[DIRECTIONS]: In the data, extract each line that holds the string "align".

(Page and application data records)
┄┄┄┄┄┄┄┄┄┄
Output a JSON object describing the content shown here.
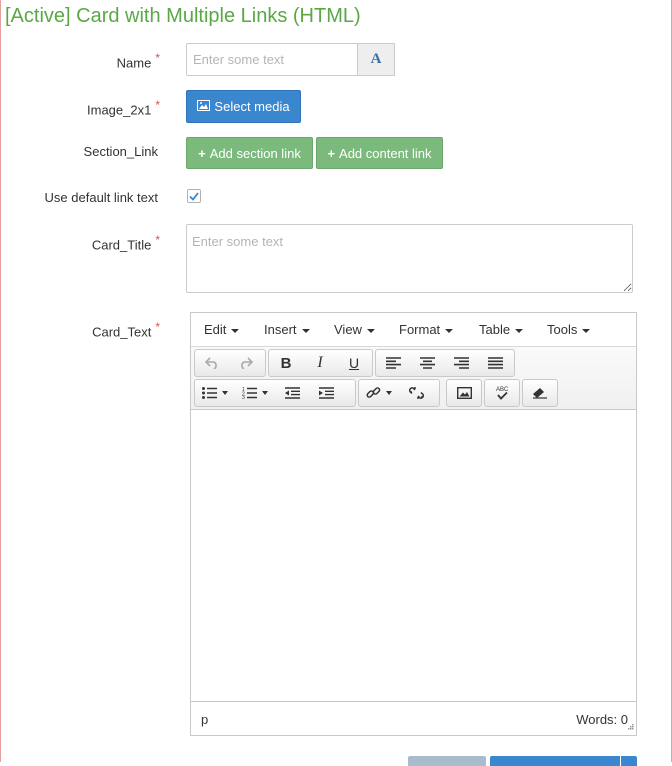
{
  "form": {
    "title": "[Active] Card with Multiple Links (HTML)",
    "required_mark": "*",
    "fields": {
      "name": {
        "label": "Name",
        "placeholder": "Enter some text",
        "addon": "A"
      },
      "image": {
        "label": "Image_2x1",
        "button": "Select media"
      },
      "section_link": {
        "label": "Section_Link",
        "add_section": "Add section link",
        "add_content": "Add content link"
      },
      "use_default": {
        "label": "Use default link text",
        "checked": true
      },
      "card_title": {
        "label": "Card_Title",
        "placeholder": "Enter some text"
      },
      "card_text": {
        "label": "Card_Text"
      }
    }
  },
  "editor": {
    "menu": [
      "Edit",
      "Insert",
      "View",
      "Format",
      "Table",
      "Tools"
    ],
    "toolbar_icons": [
      "undo-icon",
      "redo-icon",
      "bold-icon",
      "italic-icon",
      "underline-icon",
      "align-left-icon",
      "align-center-icon",
      "align-right-icon",
      "align-justify-icon",
      "bullet-list-icon",
      "numbered-list-icon",
      "outdent-icon",
      "indent-icon",
      "link-icon",
      "unlink-icon",
      "image-icon",
      "spellcheck-icon",
      "eraser-icon"
    ],
    "bold_glyph": "B",
    "italic_glyph": "I",
    "underline_glyph": "U",
    "status_path": "p",
    "word_count": "Words: 0"
  },
  "colors": {
    "title": "#5aa845",
    "primary": "#3a87cf",
    "success": "#7bb97c",
    "required": "#d9534f"
  }
}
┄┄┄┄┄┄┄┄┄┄
[SOLUTION TO THIS TASK]:
      "align-left-icon",
      "align-center-icon",
      "align-right-icon",
      "align-justify-icon",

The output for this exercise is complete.